(Element data from apps and pages)
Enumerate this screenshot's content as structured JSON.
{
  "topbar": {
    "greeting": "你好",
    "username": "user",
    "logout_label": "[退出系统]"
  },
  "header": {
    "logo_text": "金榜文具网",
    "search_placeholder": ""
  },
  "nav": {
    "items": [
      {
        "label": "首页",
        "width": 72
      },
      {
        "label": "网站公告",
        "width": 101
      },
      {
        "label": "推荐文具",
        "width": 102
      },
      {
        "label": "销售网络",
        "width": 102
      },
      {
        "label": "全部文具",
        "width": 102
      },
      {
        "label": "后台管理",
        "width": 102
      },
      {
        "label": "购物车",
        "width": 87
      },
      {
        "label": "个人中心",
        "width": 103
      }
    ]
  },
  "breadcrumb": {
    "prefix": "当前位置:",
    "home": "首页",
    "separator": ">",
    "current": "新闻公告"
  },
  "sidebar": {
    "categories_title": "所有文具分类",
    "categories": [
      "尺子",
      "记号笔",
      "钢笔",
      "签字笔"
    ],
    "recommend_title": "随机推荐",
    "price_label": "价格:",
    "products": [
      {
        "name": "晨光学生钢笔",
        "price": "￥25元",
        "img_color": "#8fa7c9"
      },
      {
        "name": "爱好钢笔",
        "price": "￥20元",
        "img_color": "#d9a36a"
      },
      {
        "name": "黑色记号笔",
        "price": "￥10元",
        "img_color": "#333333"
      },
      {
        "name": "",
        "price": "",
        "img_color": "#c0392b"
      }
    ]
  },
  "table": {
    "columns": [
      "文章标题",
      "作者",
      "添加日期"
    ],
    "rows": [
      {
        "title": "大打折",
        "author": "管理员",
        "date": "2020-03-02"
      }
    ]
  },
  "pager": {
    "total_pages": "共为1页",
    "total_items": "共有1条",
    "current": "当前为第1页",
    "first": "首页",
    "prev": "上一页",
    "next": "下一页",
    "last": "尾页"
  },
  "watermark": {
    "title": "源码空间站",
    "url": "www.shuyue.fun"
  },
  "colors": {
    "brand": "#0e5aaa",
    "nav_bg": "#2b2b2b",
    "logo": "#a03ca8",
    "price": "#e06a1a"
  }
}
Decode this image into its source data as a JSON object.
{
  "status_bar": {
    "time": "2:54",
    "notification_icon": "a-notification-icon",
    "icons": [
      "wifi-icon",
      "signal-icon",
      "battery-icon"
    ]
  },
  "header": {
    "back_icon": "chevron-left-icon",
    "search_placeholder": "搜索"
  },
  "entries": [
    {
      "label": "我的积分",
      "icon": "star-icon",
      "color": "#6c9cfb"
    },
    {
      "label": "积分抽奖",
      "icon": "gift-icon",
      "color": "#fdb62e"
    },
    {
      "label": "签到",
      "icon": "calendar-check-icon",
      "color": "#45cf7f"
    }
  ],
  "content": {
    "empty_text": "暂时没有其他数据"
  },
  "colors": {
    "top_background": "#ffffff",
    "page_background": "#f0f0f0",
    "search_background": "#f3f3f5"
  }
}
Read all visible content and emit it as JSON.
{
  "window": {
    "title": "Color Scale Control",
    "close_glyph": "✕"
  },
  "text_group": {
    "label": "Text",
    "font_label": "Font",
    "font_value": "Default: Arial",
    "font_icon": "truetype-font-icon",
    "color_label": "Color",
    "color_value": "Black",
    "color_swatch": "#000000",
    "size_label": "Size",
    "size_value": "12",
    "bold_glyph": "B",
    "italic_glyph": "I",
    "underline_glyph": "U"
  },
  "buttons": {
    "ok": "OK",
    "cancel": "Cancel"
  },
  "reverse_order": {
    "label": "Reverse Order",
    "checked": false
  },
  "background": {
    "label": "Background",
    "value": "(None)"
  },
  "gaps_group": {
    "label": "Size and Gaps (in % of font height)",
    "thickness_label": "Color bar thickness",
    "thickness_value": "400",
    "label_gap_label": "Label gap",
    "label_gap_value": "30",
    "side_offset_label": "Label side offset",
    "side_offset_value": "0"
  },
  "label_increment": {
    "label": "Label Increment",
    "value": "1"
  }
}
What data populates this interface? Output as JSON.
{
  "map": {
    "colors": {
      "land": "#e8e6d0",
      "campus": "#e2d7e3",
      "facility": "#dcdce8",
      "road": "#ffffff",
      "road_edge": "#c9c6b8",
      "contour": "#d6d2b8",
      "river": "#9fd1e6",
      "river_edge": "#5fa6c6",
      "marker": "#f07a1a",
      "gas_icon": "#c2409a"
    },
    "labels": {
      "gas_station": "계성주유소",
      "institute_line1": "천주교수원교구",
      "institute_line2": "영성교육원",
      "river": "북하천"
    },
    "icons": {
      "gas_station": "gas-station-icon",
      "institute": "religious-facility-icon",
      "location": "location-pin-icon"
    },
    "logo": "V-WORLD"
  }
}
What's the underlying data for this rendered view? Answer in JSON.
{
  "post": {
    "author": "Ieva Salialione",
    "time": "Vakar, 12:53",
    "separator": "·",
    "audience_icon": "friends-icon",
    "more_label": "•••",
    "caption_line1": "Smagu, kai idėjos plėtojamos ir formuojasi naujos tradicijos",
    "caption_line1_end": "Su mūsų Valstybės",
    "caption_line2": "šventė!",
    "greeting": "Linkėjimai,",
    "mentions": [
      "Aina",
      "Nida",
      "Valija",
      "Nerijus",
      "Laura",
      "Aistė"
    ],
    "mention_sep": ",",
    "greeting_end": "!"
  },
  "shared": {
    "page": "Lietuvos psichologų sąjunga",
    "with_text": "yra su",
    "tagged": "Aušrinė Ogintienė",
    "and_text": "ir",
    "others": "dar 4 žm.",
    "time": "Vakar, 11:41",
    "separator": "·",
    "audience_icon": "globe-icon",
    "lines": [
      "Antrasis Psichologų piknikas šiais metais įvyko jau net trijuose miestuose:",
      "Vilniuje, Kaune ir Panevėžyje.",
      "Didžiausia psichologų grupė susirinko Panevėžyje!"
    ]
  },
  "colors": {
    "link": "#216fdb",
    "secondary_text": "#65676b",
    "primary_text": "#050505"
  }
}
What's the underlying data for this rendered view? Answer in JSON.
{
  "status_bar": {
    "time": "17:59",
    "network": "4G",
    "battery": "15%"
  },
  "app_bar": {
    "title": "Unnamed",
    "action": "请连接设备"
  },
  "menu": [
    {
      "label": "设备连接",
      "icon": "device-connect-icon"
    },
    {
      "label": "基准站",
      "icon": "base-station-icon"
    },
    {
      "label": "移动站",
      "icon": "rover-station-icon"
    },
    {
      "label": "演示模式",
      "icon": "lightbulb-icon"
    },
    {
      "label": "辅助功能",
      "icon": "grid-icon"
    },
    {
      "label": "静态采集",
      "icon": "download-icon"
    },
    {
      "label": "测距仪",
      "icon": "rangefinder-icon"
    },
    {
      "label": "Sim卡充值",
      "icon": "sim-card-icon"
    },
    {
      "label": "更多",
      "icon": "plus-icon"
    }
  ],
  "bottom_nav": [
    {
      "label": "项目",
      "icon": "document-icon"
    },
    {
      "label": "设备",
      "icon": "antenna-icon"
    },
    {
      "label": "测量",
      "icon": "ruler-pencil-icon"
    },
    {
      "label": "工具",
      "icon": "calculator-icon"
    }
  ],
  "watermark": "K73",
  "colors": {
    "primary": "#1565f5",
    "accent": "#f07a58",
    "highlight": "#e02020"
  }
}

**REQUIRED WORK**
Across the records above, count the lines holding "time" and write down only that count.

**WRITTEN RESPONSE**
4